DATA START
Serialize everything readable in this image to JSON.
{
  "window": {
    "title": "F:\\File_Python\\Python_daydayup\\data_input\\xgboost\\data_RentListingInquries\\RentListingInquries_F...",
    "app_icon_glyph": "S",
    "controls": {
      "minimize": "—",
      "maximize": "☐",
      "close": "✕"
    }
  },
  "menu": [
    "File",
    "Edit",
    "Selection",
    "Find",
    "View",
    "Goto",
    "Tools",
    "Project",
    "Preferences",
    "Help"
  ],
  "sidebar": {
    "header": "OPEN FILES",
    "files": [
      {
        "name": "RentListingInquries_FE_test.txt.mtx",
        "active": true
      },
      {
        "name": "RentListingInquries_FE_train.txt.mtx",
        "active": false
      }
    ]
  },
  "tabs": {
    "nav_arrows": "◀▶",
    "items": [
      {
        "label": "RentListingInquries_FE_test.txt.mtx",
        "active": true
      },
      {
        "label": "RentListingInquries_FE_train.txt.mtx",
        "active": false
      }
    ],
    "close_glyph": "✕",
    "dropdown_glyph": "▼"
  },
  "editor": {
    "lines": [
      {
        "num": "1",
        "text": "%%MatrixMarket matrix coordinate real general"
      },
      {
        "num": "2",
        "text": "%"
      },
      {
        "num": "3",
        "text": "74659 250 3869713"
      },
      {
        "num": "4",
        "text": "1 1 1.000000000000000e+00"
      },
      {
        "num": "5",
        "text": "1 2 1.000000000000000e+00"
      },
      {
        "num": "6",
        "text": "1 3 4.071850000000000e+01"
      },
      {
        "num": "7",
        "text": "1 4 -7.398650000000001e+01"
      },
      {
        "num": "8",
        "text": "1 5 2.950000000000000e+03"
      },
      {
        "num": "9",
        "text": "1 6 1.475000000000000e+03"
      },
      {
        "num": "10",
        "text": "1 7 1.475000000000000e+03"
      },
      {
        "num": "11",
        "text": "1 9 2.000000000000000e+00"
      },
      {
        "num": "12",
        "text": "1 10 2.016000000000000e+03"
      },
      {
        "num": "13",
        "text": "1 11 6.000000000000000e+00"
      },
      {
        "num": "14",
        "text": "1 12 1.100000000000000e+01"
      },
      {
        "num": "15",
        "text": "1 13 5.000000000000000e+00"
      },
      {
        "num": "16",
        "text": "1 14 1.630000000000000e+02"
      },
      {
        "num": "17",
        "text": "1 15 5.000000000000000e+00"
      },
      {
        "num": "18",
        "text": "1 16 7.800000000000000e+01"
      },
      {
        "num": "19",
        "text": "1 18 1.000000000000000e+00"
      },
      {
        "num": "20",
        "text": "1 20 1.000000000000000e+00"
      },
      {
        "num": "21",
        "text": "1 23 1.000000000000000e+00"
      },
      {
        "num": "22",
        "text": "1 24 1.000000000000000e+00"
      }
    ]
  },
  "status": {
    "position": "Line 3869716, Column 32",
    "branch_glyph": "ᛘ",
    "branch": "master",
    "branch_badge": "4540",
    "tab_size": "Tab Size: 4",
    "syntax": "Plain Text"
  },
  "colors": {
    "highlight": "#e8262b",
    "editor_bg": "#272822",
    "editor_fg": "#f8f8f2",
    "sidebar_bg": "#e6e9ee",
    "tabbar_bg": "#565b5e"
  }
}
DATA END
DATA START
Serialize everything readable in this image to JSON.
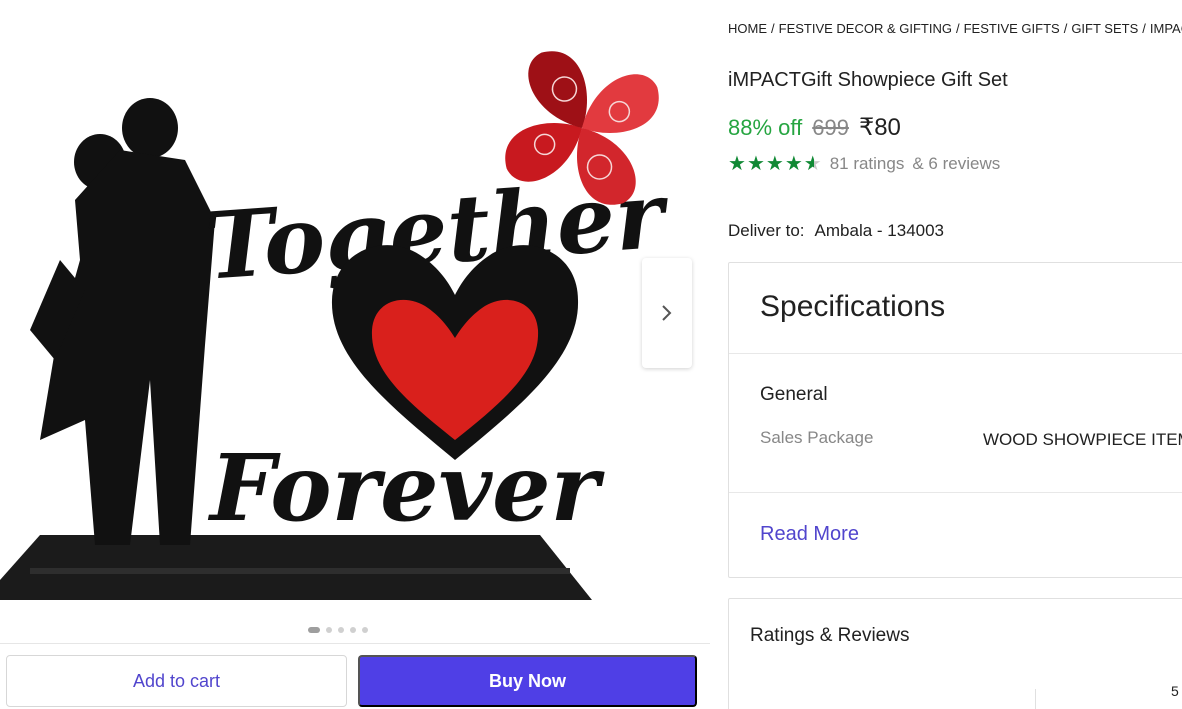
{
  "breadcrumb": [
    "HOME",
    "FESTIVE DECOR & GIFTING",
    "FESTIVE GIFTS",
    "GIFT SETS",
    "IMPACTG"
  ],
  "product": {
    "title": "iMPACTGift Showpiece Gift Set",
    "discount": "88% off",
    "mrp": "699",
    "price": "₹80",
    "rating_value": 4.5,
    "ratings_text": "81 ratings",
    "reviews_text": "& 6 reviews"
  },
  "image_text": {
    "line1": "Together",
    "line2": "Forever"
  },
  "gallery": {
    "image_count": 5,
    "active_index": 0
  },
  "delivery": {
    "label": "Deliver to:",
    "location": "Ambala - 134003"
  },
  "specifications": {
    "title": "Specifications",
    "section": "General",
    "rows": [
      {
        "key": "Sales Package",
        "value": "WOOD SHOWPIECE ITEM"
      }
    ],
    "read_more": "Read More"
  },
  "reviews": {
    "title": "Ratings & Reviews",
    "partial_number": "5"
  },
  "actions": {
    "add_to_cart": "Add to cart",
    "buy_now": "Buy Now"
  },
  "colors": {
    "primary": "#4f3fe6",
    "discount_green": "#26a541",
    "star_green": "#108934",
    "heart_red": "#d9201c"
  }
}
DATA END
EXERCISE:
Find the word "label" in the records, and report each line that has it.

REPLY TO THE TASK:
        "label": "RentListingInquries_FE_test.txt.mtx",
        "label": "RentListingInquries_FE_train.txt.mtx",
    "label": "Deliver to:",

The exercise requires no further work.